Another good and truly alarming comparison is the Federal Data Hub, revealingly reported on by John Fund at National Review. Unlike the NSA program, whose extensive safeguards are designed to make data more difficult for the government to peruse, the FDH is an Obamacare enterprise in which reams of personal information about Americans, far more extensive than communications data, is amassed for the precise purpose of making it easy for government bureaucrats to access under the guise of improving health care. And, putting aside that national security is the ultimate federal responsibility while health care is something the federal government should have no part in, the FDH data will be handled not by technically proficient intelligence professionals, as in the NSA program, but by “patient navigators” who will require neither high school diplomas nor criminal background checks.

That’s also true, but again what the suspicious get is not the distinctions between surveillance programs but the sheer accumulation of them: The NSA, IRS, and FDH all blur together as “the government.” The government is in your bookkeeping, in your e-mails, in your prostate. Had George III been that omnipresent, there would be no United States.

But the real reason why there are fewer defenders of their programs than Andy would like is the subject he tackles in his excellent books: the ideological faintheartedness of the United States. In this struggle, our enemies hide in plain sight, but Western governments will not confront them in plain sight. As I wrote here last month:

Because the formal, visible state has been neutered by political correctness, the dark, furtive shadow state has to expand massively to make, in secret, the judgment calls that can no longer be made in public.

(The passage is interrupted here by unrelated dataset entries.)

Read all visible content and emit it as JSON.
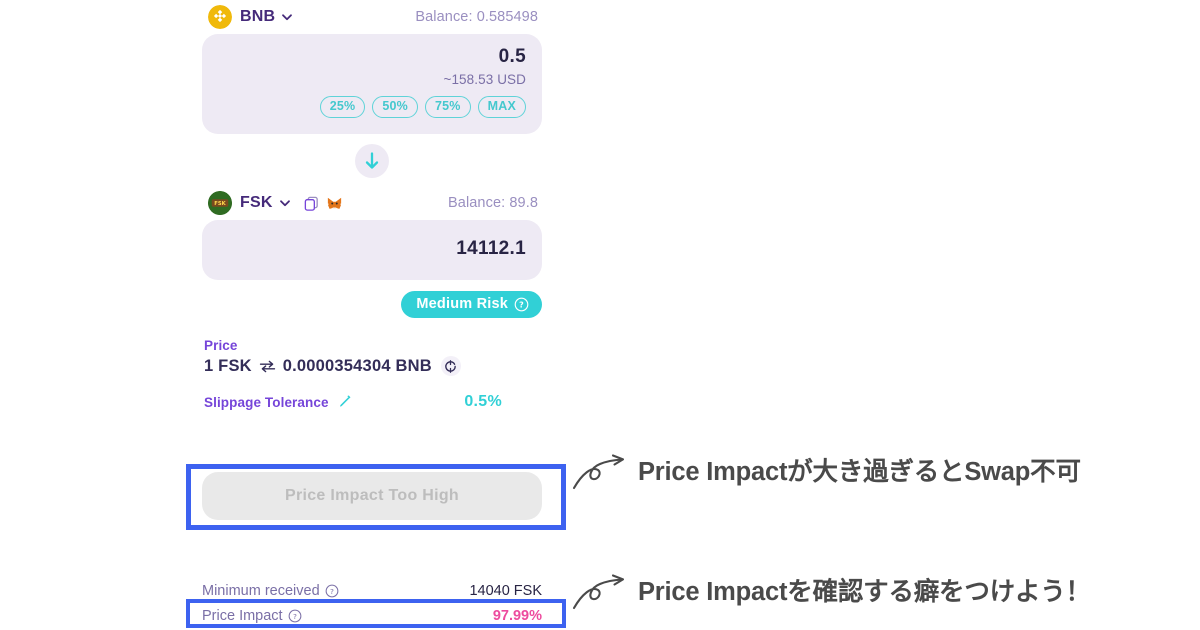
{
  "swap": {
    "from": {
      "token_symbol": "BNB",
      "token_icon": "bnb-token-icon",
      "balance_label": "Balance: 0.585498",
      "amount": "0.5",
      "usd_estimate": "~158.53 USD",
      "percent_buttons": [
        "25%",
        "50%",
        "75%",
        "MAX"
      ]
    },
    "swap_direction_icon": "arrow-down-icon",
    "to": {
      "token_symbol": "FSK",
      "token_icon": "fsk-token-icon",
      "copy_icon": "copy-icon",
      "wallet_icon": "metamask-fox-icon",
      "balance_label": "Balance: 89.8",
      "amount": "14112.1"
    },
    "risk_badge": {
      "label": "Medium Risk",
      "help_icon": "question-circle-icon"
    },
    "price": {
      "label": "Price",
      "base": "1 FSK",
      "swap_icon": "exchange-arrows-icon",
      "quote": "0.0000354304 BNB",
      "refresh_icon": "refresh-icon"
    },
    "slippage": {
      "label": "Slippage Tolerance",
      "edit_icon": "pencil-edit-icon",
      "value": "0.5%"
    },
    "action_button": {
      "label": "Price Impact Too High",
      "disabled": true
    },
    "details": [
      {
        "label": "Minimum received",
        "help_icon": "question-circle-icon",
        "value": "14040 FSK",
        "highlight": false
      },
      {
        "label": "Price Impact",
        "help_icon": "question-circle-icon",
        "value": "97.99%",
        "highlight": true
      }
    ]
  },
  "annotations": [
    {
      "text": "Price Impactが大き過ぎるとSwap不可",
      "arrow_icon": "curved-arrow-icon"
    },
    {
      "text": "Price Impactを確認する癖をつけよう！",
      "arrow_icon": "curved-arrow-icon"
    }
  ],
  "colors": {
    "accent_purple": "#7645d9",
    "accent_teal": "#31d0d6",
    "panel_bg": "#eeeaf4",
    "highlight_blue": "#3d62f0",
    "pink": "#ed4b9e",
    "disabled_grey": "#e9e9e9",
    "text_dark": "#282444",
    "text_muted": "#7a6fa6"
  }
}
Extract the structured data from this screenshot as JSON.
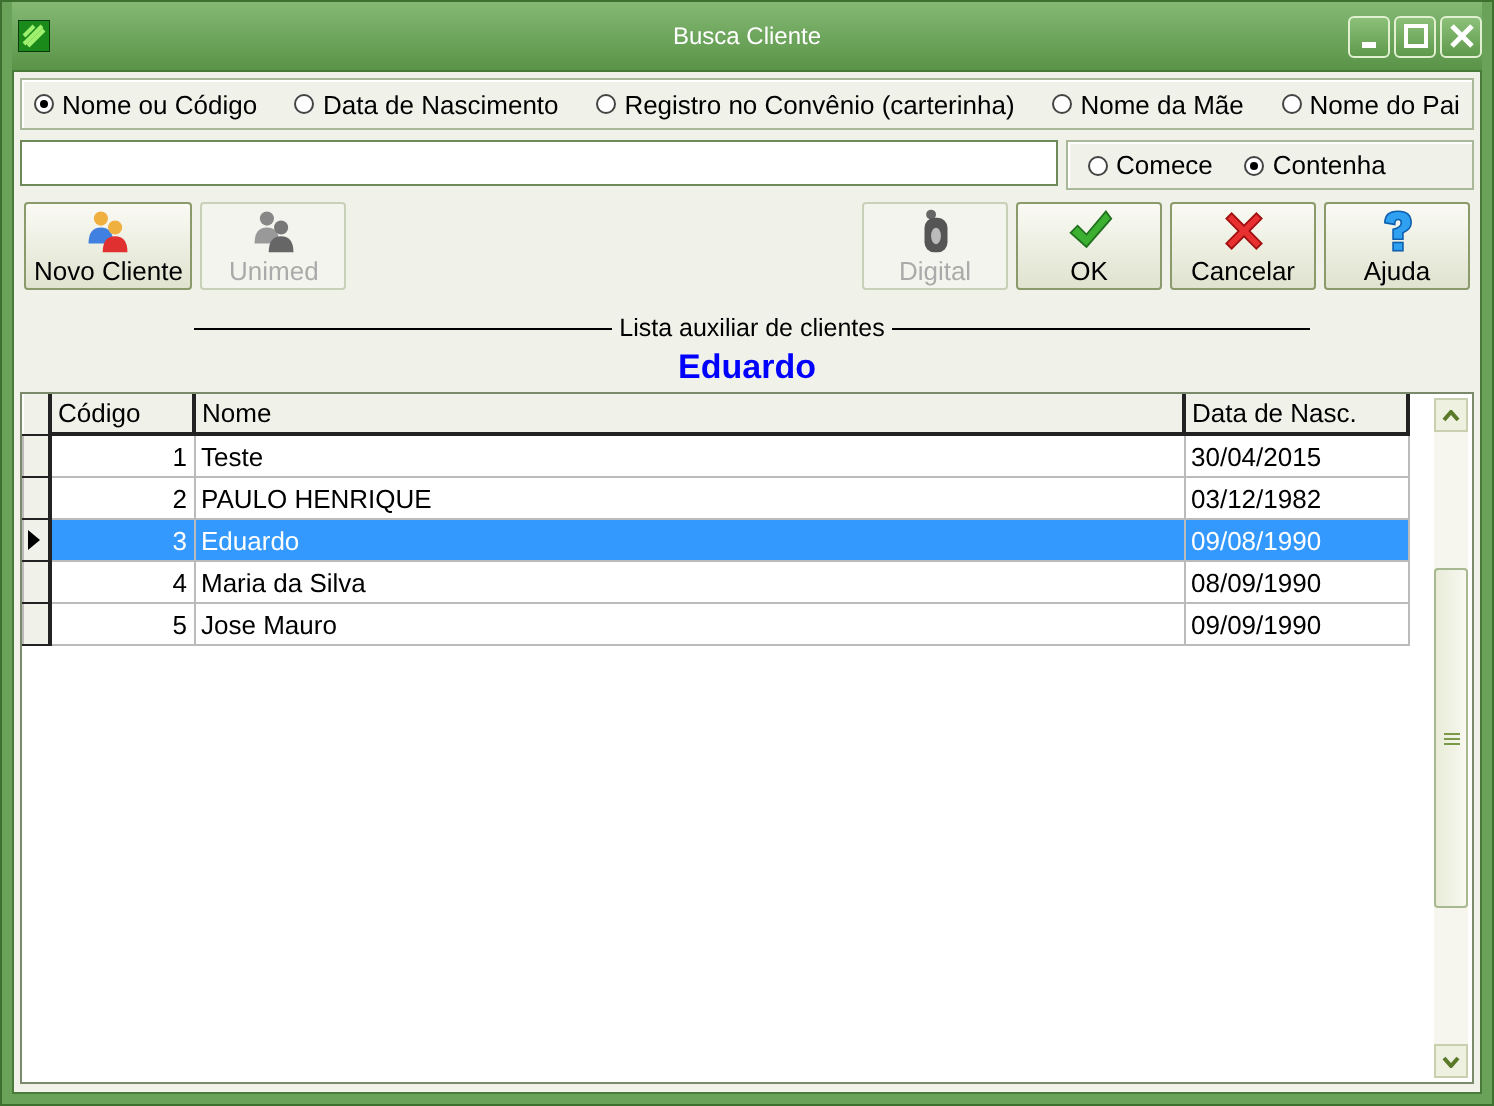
{
  "window": {
    "title": "Busca Cliente"
  },
  "search_by": [
    {
      "label": "Nome ou Código",
      "selected": true
    },
    {
      "label": "Data de Nascimento",
      "selected": false
    },
    {
      "label": "Registro no Convênio (carterinha)",
      "selected": false
    },
    {
      "label": "Nome da Mãe",
      "selected": false
    },
    {
      "label": "Nome do Pai",
      "selected": false
    }
  ],
  "match": [
    {
      "label": "Comece",
      "selected": false
    },
    {
      "label": "Contenha",
      "selected": true
    }
  ],
  "buttons_left": [
    {
      "label": "Novo Cliente",
      "kind": "people",
      "disabled": false
    },
    {
      "label": "Unimed",
      "kind": "people",
      "disabled": true
    }
  ],
  "buttons_right": [
    {
      "label": "Digital",
      "kind": "fingerprint",
      "disabled": true
    },
    {
      "label": "OK",
      "kind": "check",
      "disabled": false
    },
    {
      "label": "Cancelar",
      "kind": "cross",
      "disabled": false
    },
    {
      "label": "Ajuda",
      "kind": "question",
      "disabled": false
    }
  ],
  "list_title": "Lista auxiliar de clientes",
  "selected_name": "Eduardo",
  "table": {
    "columns": [
      "Código",
      "Nome",
      "Data de Nasc."
    ],
    "rows": [
      {
        "cells": [
          "1",
          "Teste",
          "30/04/2015"
        ],
        "selected": false
      },
      {
        "cells": [
          "2",
          "PAULO HENRIQUE",
          "03/12/1982"
        ],
        "selected": false
      },
      {
        "cells": [
          "3",
          "Eduardo",
          "09/08/1990"
        ],
        "selected": true
      },
      {
        "cells": [
          "4",
          "Maria da Silva",
          "08/09/1990"
        ],
        "selected": false
      },
      {
        "cells": [
          "5",
          "Jose Mauro",
          "09/09/1990"
        ],
        "selected": false
      }
    ]
  }
}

And, in a broader sense, the national-security Right is a shrinking club because America has proven an ineffectual intervener. In Afghanistan, the Taliban support a bigoted, misogynist sharia state run by theocrats with ties to global terrorism, whereas America and its allies support a bigoted, misogynist sharia state run by duplicitous kleptocrats with ties to druglords and pederasts. That’s not a distinction worth twelve years of blood and treasure, and it has discredited the broader cause and its impositions on the home front. The Taliban will soon enough be back in Kabul, but Americans will be shuffling shoeless through the airports of Cleveland and Des Moines unto the end of time.